- Biasha Miao Village is located in Congjiang County, Guizhou, about 220 km from the city of Kaili.
- Although gun ownership by citizens is prohibited in China, and exception has been made for the inhabitants of Biasha.
- The Miao in the village have a lengthy history of gun ownership, and maintain their rich cultural traditions, which has become a major attraction for visitors.
- The inhabitants of Biasha Miao Village now perform fascinating shows to display their marksmanship, dancing, and traditional music.
History of Biasha Miao Village
According to legend, the ancestors of Biasha Miao Village immigrated from central China some 2,000 years ago. Based on Chinese mythology, the Miao descended from the Jiuli tribe, who were led by the mythical king, Chiyou.
The Miao of Biasha were renowned as fearsome warriors and hunters. They hunted large game such as bear, in the mountainous region surrounding the village.
Based on archeological claims, the Miao were among the first people to settle in present-day China. They are also believed to be one of the first tribes to practice rice farming in ancient times. The Miao primarily settled in the areas now known as Guizhou, Hunan, Yunnan, Hubei, Sichuan, and Guangxi provinces. The largest population can be found in Guizhou.
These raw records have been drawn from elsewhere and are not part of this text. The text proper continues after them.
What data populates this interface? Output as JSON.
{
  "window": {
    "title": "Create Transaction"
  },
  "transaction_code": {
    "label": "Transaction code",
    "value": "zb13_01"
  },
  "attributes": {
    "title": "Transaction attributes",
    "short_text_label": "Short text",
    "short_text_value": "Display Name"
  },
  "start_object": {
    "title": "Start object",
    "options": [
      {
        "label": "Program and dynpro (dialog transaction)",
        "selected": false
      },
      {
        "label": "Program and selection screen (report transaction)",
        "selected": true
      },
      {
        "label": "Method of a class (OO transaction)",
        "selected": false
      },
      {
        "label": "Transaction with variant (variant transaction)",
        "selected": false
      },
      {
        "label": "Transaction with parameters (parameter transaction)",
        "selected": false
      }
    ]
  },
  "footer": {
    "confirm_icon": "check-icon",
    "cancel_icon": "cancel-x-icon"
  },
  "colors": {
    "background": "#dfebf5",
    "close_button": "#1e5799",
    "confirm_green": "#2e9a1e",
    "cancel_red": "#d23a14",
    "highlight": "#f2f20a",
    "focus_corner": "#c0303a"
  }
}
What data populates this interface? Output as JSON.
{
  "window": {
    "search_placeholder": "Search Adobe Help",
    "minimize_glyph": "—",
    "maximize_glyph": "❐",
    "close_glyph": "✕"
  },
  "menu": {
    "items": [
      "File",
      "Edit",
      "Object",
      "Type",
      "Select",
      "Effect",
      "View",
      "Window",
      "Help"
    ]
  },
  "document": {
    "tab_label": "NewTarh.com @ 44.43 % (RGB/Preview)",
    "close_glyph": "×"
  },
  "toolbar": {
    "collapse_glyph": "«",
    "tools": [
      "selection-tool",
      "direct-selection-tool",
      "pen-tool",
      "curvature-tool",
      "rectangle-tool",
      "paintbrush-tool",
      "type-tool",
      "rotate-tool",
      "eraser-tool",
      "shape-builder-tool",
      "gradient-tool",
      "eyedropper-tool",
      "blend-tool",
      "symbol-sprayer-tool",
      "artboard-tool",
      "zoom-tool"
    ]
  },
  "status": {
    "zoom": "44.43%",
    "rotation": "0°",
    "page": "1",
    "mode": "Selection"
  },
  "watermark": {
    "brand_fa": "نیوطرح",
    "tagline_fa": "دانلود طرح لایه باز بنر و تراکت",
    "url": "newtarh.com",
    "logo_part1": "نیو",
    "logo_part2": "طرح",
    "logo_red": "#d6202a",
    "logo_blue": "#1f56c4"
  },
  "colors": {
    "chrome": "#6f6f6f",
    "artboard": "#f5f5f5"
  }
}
Today, the Miao has a population of roughly 8,940,116, which is larger than most ethnic minorities in China. They are divided into several branches including the Striped Hmong, Black Hmong, and White Hmong, just to name a few.
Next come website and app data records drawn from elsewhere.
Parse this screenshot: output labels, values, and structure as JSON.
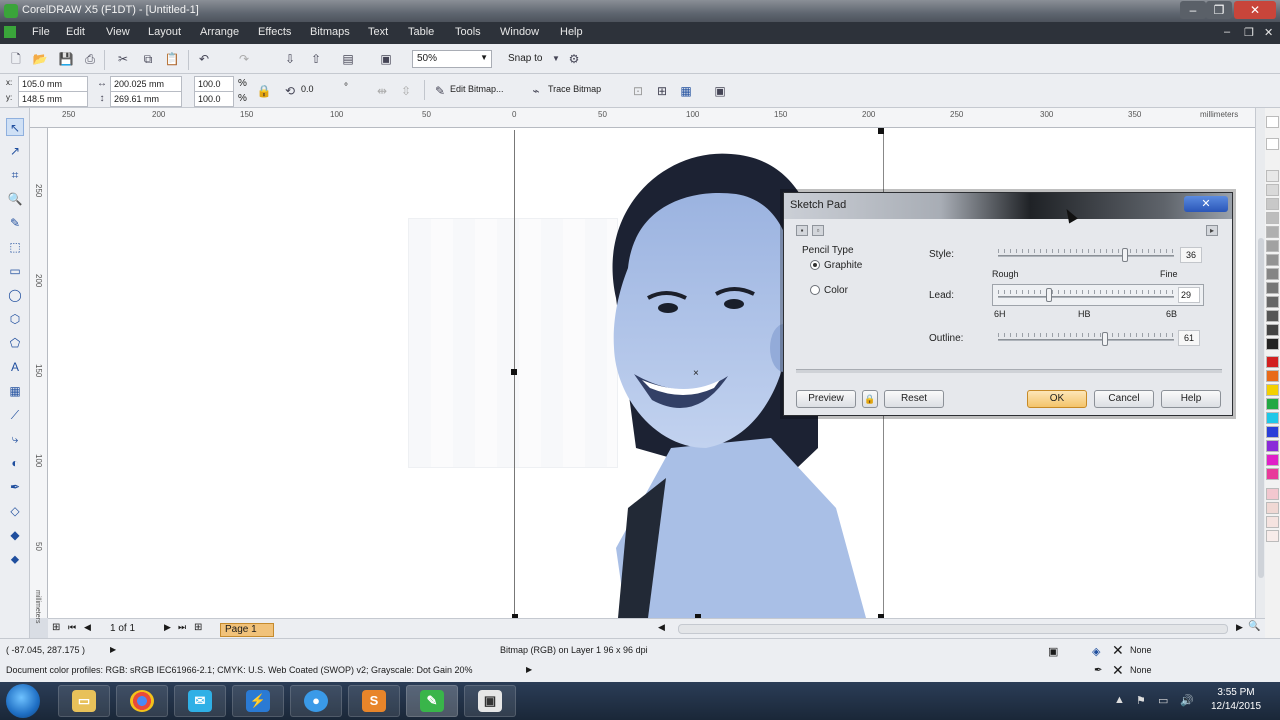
{
  "window": {
    "title": "CorelDRAW X5 (F1DT) - [Untitled-1]",
    "controls": [
      "–",
      "❐",
      "✕"
    ]
  },
  "menu": {
    "items": [
      "File",
      "Edit",
      "View",
      "Layout",
      "Arrange",
      "Effects",
      "Bitmaps",
      "Text",
      "Table",
      "Tools",
      "Window",
      "Help"
    ]
  },
  "toolbar": {
    "zoom": "50%",
    "snap_to": "Snap to"
  },
  "property_bar": {
    "x": "105.0 mm",
    "y": "148.5 mm",
    "width": "200.025 mm",
    "height": "269.61 mm",
    "scale_w": "100.0",
    "scale_h": "100.0",
    "percent": "%",
    "rotation": "0.0",
    "degree": "°",
    "edit_bitmap": "Edit Bitmap...",
    "trace_bitmap": "Trace Bitmap"
  },
  "ruler": {
    "top_ticks": [
      "250",
      "200",
      "150",
      "100",
      "50",
      "0",
      "50",
      "100",
      "150",
      "200",
      "250",
      "300",
      "350"
    ],
    "unit": "millimeters",
    "left_ticks": [
      "250",
      "200",
      "150",
      "100",
      "50"
    ],
    "left_unit": "millimeters"
  },
  "pages": {
    "counter": "1 of 1",
    "tab": "Page 1"
  },
  "status": {
    "coords": "( -87.045, 287.175 )",
    "object_info": "Bitmap (RGB) on Layer 1 96 x 96 dpi",
    "color_profiles": "Document color profiles: RGB: sRGB IEC61966-2.1; CMYK: U.S. Web Coated (SWOP) v2; Grayscale: Dot Gain 20%",
    "fill_none": "None",
    "outline_none": "None"
  },
  "dialog": {
    "title": "Sketch Pad",
    "pencil_type_label": "Pencil Type",
    "options": [
      "Graphite",
      "Color"
    ],
    "selected": "Graphite",
    "style_label": "Style:",
    "style_value": "36",
    "style_level": 0.72,
    "style_min_label": "Rough",
    "style_max_label": "Fine",
    "lead_label": "Lead:",
    "lead_value": "29",
    "lead_level": 0.29,
    "lead_ticks": [
      "6H",
      "HB",
      "6B"
    ],
    "outline_label": "Outline:",
    "outline_value": "61",
    "outline_level": 0.61,
    "buttons": {
      "preview": "Preview",
      "reset": "Reset",
      "ok": "OK",
      "cancel": "Cancel",
      "help": "Help"
    }
  },
  "taskbar": {
    "time": "3:55 PM",
    "date": "12/14/2015"
  },
  "colors": {
    "accent": "#3aa43a",
    "photo_tint": "#8ea8d8",
    "ok_button": "#f4c46b"
  }
}
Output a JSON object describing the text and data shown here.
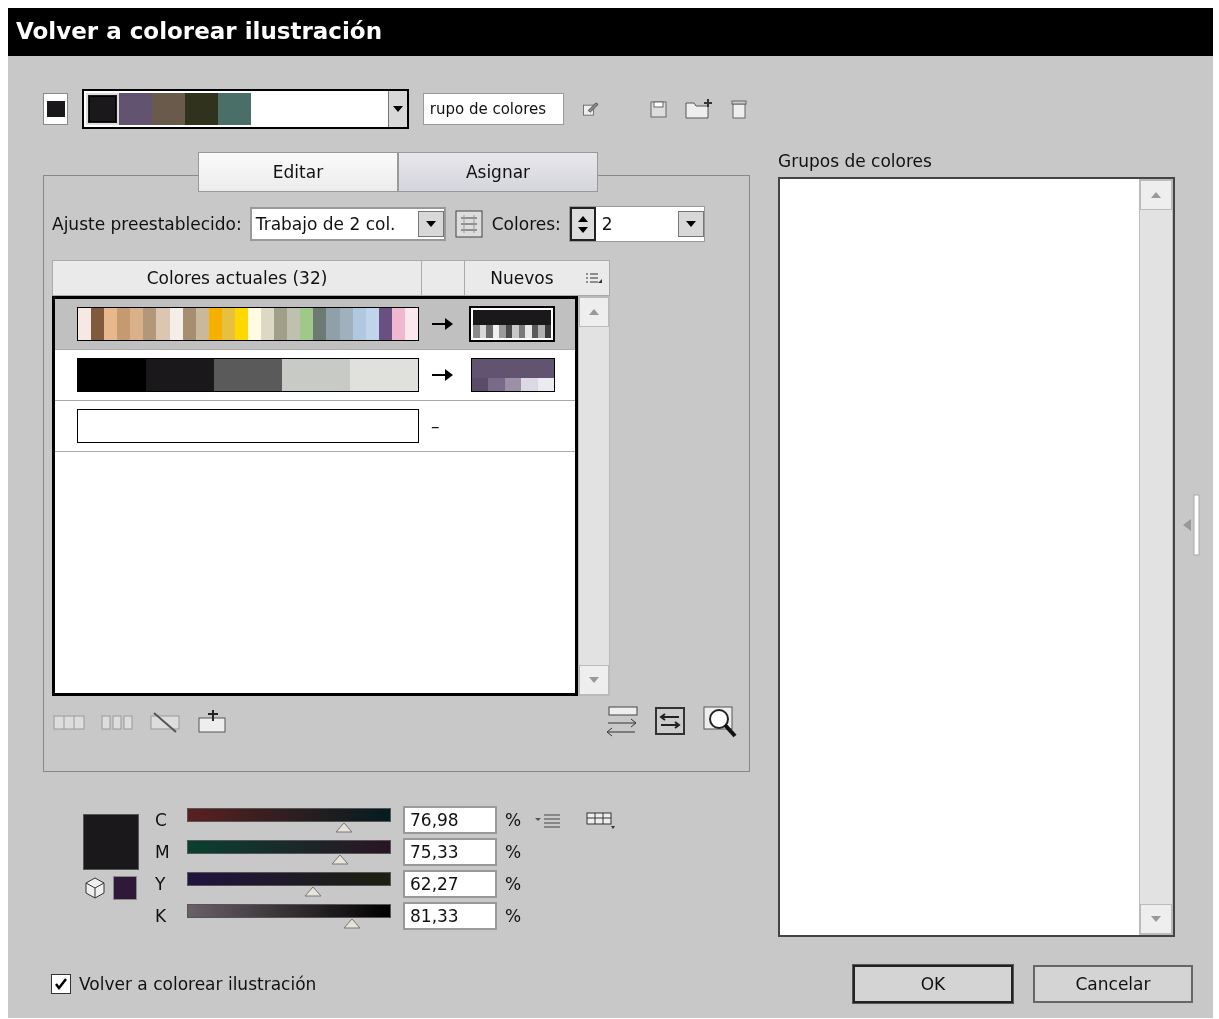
{
  "window": {
    "title": "Volver a colorear ilustración"
  },
  "top_bar": {
    "current_swatch": {
      "color": "#1a181a"
    },
    "swatches": [
      {
        "color": "#1a181a",
        "selected": true
      },
      {
        "color": "#625470",
        "selected": false
      },
      {
        "color": "#6a5a4c",
        "selected": false
      },
      {
        "color": "#30321e",
        "selected": false
      },
      {
        "color": "#4a6e68",
        "selected": false
      }
    ],
    "group_name": "rupo de colores"
  },
  "tabs": [
    {
      "label": "Editar",
      "selected": true
    },
    {
      "label": "Asignar",
      "selected": false
    }
  ],
  "preset": {
    "label": "Ajuste preestablecido:",
    "value": "Trabajo de 2 col.",
    "colors_label": "Colores:",
    "colors_value": "2"
  },
  "table": {
    "columns": [
      "Colores actuales (32)",
      "Nuevos"
    ],
    "rows": [
      {
        "selected": true,
        "kind": "mapped",
        "current": [
          {
            "color": "#f8e8e4"
          },
          {
            "color": "#7f5a3c"
          },
          {
            "color": "#e8b88c"
          },
          {
            "color": "#c59a70"
          },
          {
            "color": "#d9b088"
          },
          {
            "color": "#b3977a"
          },
          {
            "color": "#dcc6b0"
          },
          {
            "color": "#f3efe8"
          },
          {
            "color": "#a78e70"
          },
          {
            "color": "#c9b89c"
          },
          {
            "color": "#f5b000"
          },
          {
            "color": "#e8c040"
          },
          {
            "color": "#ffd800"
          },
          {
            "color": "#fefbe2"
          },
          {
            "color": "#dcd8c4"
          },
          {
            "color": "#a0a088"
          },
          {
            "color": "#c0c0b0"
          },
          {
            "color": "#a0c888"
          },
          {
            "color": "#6c7a74"
          },
          {
            "color": "#8fa0a8"
          },
          {
            "color": "#a0b0bc"
          },
          {
            "color": "#b0c8e0"
          },
          {
            "color": "#c0d4ec"
          },
          {
            "color": "#6a5080"
          },
          {
            "color": "#f0b8d0"
          },
          {
            "color": "#fbe8ef"
          }
        ],
        "new": {
          "color": "#1a181a"
        },
        "new_shades": [
          {
            "color": "#8a8a8a"
          },
          {
            "color": "#d8d8d8"
          },
          {
            "color": "#6a6a6a"
          },
          {
            "color": "#f0f0f0"
          },
          {
            "color": "#9a9a9a"
          },
          {
            "color": "#4a4a4a"
          },
          {
            "color": "#c8c8c8"
          },
          {
            "color": "#7a7a7a"
          },
          {
            "color": "#e8e8e8"
          },
          {
            "color": "#5a5a5a"
          },
          {
            "color": "#b0b0b0"
          },
          {
            "color": "#3a3a3a"
          }
        ]
      },
      {
        "selected": false,
        "kind": "mapped",
        "current": [
          {
            "color": "#000000"
          },
          {
            "color": "#1a181a"
          },
          {
            "color": "#5a5a5a"
          },
          {
            "color": "#c8cac6"
          },
          {
            "color": "#e0e0dc"
          }
        ],
        "new": {
          "color": "#625470"
        },
        "new_shades": [
          {
            "color": "#5a4c68"
          },
          {
            "color": "#786a88"
          },
          {
            "color": "#9c90a8"
          },
          {
            "color": "#dcd8e4"
          },
          {
            "color": "#ececf0"
          }
        ]
      },
      {
        "selected": false,
        "kind": "empty",
        "current": [],
        "dash": "–"
      }
    ]
  },
  "sliders": {
    "swatch": {
      "color": "#1a181a"
    },
    "out_of_gamut": {
      "color": "#301838"
    },
    "channels": [
      {
        "name": "C",
        "level": 0.77,
        "value": "76,98",
        "unit": "%"
      },
      {
        "name": "M",
        "level": 0.75,
        "value": "75,33",
        "unit": "%"
      },
      {
        "name": "Y",
        "level": 0.62,
        "value": "62,27",
        "unit": "%"
      },
      {
        "name": "K",
        "level": 0.81,
        "value": "81,33",
        "unit": "%"
      }
    ]
  },
  "recolor": {
    "label": "Volver a colorear ilustración",
    "checked": true
  },
  "groups": {
    "label": "Grupos de colores"
  },
  "buttons": [
    "OK",
    "Cancelar"
  ]
}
The population of Biasha Miao Village now numbers around 2,500 people, with about 500 households. The village is comprised of diaojiaolou, which are wooden structures built on stilts. This traditional dwelling is popular amongst the Miao, and other ethnic groups that specifically reside in mountainous regions. They are masterpieces of ingenuity and carpentry. Biasha is famous for its stunning array of diaojiaolou, built in the distinctive Miao-style.
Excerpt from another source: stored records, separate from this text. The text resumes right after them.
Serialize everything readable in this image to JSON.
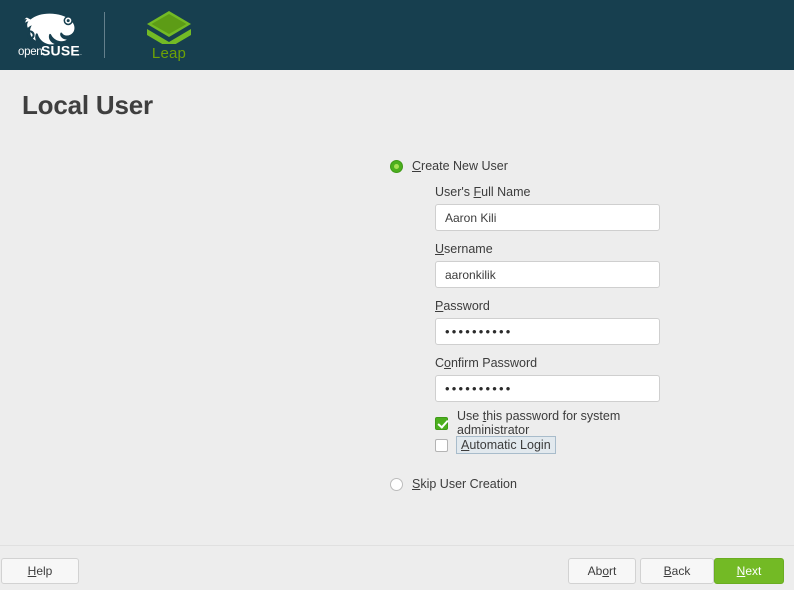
{
  "window": {
    "title": "Local User",
    "banner_bg": "#173f4f",
    "accent_green": "#73ba25"
  },
  "header": {
    "distro_name_light": "open",
    "distro_name_bold": "SUSE",
    "product_name": "Leap"
  },
  "main": {
    "options": {
      "create_new_user": {
        "label_pre": "",
        "mnemonic": "C",
        "label_post": "reate New User",
        "selected": true
      },
      "skip_user_creation": {
        "label_pre": "",
        "mnemonic": "S",
        "label_post": "kip User Creation",
        "selected": false
      }
    },
    "fields": [
      {
        "label_pre": "User's ",
        "mnemonic": "F",
        "label_post": "ull Name",
        "value": "Aaron Kili",
        "type": "text"
      },
      {
        "label_pre": "",
        "mnemonic": "U",
        "label_post": "sername",
        "value": "aaronkilik",
        "type": "text"
      },
      {
        "label_pre": "",
        "mnemonic": "P",
        "label_post": "assword",
        "value": "••••••••••",
        "type": "password"
      },
      {
        "label_pre": "C",
        "mnemonic": "o",
        "label_post": "nfirm Password",
        "value": "••••••••••",
        "type": "password"
      }
    ],
    "checkboxes": [
      {
        "label_pre": "Use ",
        "mnemonic": "t",
        "label_post": "his password for system administrator",
        "checked": true,
        "focused": false
      },
      {
        "label_pre": "",
        "mnemonic": "A",
        "label_post": "utomatic Login",
        "checked": false,
        "focused": true
      }
    ]
  },
  "footer": {
    "help": {
      "label_pre": "",
      "mnemonic": "H",
      "label_post": "elp"
    },
    "abort": {
      "label_pre": "Ab",
      "mnemonic": "o",
      "label_post": "rt"
    },
    "back": {
      "label_pre": "",
      "mnemonic": "B",
      "label_post": "ack"
    },
    "next": {
      "label_pre": "",
      "mnemonic": "N",
      "label_post": "ext"
    }
  }
}
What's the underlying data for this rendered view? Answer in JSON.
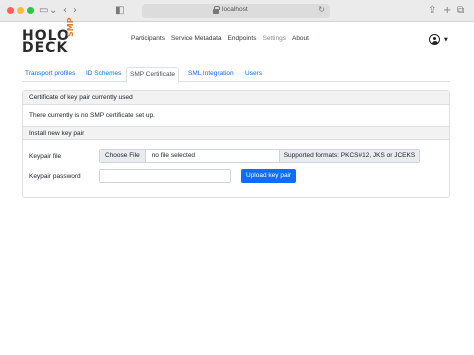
{
  "browser": {
    "url": "localhost"
  },
  "logo": {
    "line1": "HOLO",
    "line2": "DECK",
    "badge": "SMP"
  },
  "nav": {
    "items": [
      "Participants",
      "Service Metadata",
      "Endpoints",
      "Settings",
      "About"
    ],
    "active": "Settings"
  },
  "tabs": [
    "Transport profiles",
    "ID Schemes",
    "SMP Certificate",
    "SML Integration",
    "Users"
  ],
  "active_tab": "SMP Certificate",
  "current_section": {
    "header": "Certificate of key pair currently used",
    "message": "There currently is no SMP certificate set up."
  },
  "install_section": {
    "header": "Install new key pair",
    "keypair_file_label": "Keypair file",
    "choose_file_label": "Choose File",
    "file_status": "no file selected",
    "formats_hint": "Supported formats: PKCS#12, JKS or JCEKS",
    "password_label": "Keypair password",
    "password_value": "",
    "upload_label": "Upload key pair"
  },
  "colors": {
    "primary": "#0d6efd",
    "logo_accent": "#e07a2e"
  }
}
Culture Of Biasha Miao Village
The inhabitants of Biasha Miao Village have a long history with guns. The men of the village were and still are today, renowned for their marksmanship. They still make, carry and use guns to maintain their rich cultural traditions. The Miao proudly sustain their warrior past, dressing in period costumes from the Qing dynasty (1636 to 1912), complete with long rifles and sickles affixed to their belts. The Biasha inhabitants favour the powder shotgun with a range of about 20 meters.
Biasha is one of the most visited villages in the region, and the Miao capitalize on that fact. The inhabitants give folk-custom performances demonstrating various aspects of traditional life in the village, including a welcoming ceremony involving guns. This ancient custom of greeting honored guests, involves several men with long rifles from Biasha Miao Village, meeting visitors outside the village gates. The men then stand in a row, firing three shots of gunpowder (no live ammunition is used) as a means of the welcoming guests.
The men of Biasha Miao Village, attach great importance to their hair, which is considered the embodiment of strength and power. All males in the village wear their hair shaved off all around the head, with remaining hair on the crown of the head coiled up. The Miao of Biasha refer to the hair-coil as “hugun”, and has been passed down for thousands of years. Hair is shaved off with a sickle, rather than using scissors, or clippers.
Amongst the many ancient and compelling customs of the Miao in Biasha, is the worship of trees. The inhabitants have worshipped and planted trees for generations, and many of the ceremonies take place in the surrounding forests. When a baby is born, the Biasha Miao will plant a tree. After the individual grows into adulthood, then later dies, the same tree is cut down and made into a coffin for the person’s remains. Villagers then plant another tree in memory of the departed individual, symbolic of the cycle of life.
- Visitors to Biasha Miao Village must be mindful that it is a functioning village with ancient and unique customs – therefore, be respectful.
- Never attempt to touch the head, or “hugun” of a Biasha Miao, as this is incredibly disrespectful. In ancient times, anyone who dared to attempt this, was often shot.
- If you take photographs of the Biasha Miao, be prepared to give some money in return.